As a whole, Indian country has chosen to take this time to create spaces of healing in response to the impending reports ordered by the United States Department of Interior on the U.S. Indian Boarding Schools. These principles have deeply guided this year’s observance of Indigenous Peoples Day at GVSU. Dr. Cross’s presentation is set to be a reflection of these guiding principles. For those interested in attending, the Office of Multicultural Affairs requests that they fill out the RSVP form on their website. 

Indigenous Peoples Day celebrations are relatively new to GVSU’s campus. As the Student Senate only voted to recognize Indigenous People’s Day at GVSU in 2017, the principles of the holiday are still unknown to many. While the first Monday in October is known in many places as Indigenous People’s Day, Columbus Day is still an official holiday celebrated throughout the U.S. on the same day.

“Columbus Day is taught in a way that creates this romanticized version of the discovery of America when in actuality, it was the beginning of a long era of very oppressive law for ingenious people,” said Belinda Bardwell, OMA event coordinator. “Ingenious Peoples Day for (GVSU) is a way to redirect attention and focuses on the true origins of America in a way that celebrates indigenous communities.”

This holiday comes with many emotions for the native community, as the mistreatment of their ancestors is the topic of discussion. With that being acknowledged, GVSU has worked to create their observances of Indigenous Peoples Day to be spaces of healing for the native community, while raising awareness of the injustices committed against Native Americans.

“Since Grand Valley has as a campus and as a board of trustees has accepted the holiday as Indigenous Peoples Day, we feel now that we can use this day as a way to pick a topic and use it as an educational moment on a topic that is relevant to the native people in America,” Bardwell said. “This is a very difficult time for indigenous people in North America because a lot of attention is going to be given to boarding schools, and with that attention comes triggers to intergenerational trauma, with all of the negative impacts that the boarding school had on us as people.” 

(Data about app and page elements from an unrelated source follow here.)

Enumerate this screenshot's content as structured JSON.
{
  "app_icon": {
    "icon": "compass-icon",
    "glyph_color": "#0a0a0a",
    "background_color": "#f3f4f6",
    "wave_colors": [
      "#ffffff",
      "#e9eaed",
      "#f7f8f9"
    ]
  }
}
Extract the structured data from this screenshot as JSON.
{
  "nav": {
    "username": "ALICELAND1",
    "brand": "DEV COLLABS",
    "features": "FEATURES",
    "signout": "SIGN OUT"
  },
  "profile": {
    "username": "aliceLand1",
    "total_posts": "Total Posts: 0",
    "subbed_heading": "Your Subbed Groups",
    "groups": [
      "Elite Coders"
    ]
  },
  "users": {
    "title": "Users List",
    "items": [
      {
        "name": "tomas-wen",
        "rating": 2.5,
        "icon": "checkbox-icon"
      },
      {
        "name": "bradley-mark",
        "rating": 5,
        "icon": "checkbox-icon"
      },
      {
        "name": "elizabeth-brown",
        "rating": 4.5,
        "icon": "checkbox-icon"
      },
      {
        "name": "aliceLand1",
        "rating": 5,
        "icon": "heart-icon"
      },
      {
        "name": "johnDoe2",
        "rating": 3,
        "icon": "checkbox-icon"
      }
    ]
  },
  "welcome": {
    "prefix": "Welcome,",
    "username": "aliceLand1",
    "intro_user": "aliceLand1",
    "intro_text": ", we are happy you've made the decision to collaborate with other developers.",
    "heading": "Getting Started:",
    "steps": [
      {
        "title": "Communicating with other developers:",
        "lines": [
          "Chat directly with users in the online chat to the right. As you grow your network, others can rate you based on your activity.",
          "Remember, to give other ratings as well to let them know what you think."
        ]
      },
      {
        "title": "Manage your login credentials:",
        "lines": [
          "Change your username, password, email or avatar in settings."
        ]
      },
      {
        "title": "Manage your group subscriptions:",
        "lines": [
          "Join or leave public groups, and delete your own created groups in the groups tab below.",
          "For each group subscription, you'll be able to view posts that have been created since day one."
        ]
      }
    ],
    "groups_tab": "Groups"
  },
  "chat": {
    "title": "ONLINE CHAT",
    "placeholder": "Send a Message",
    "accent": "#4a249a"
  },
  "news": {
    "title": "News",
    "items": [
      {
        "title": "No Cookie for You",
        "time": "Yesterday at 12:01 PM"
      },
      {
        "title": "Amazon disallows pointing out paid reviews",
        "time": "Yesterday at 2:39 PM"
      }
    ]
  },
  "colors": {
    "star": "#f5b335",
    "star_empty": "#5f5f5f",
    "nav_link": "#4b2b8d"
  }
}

GVSU has chosen to recognize the idea that trauma is intergenerational unless it is acknowledged and the work to heal from it has been done as their focal point for their conversations on Indigenous People’s Day this year, Bardwell said. For more information on the event or to RSVP please visit, gvsu.edu/oma.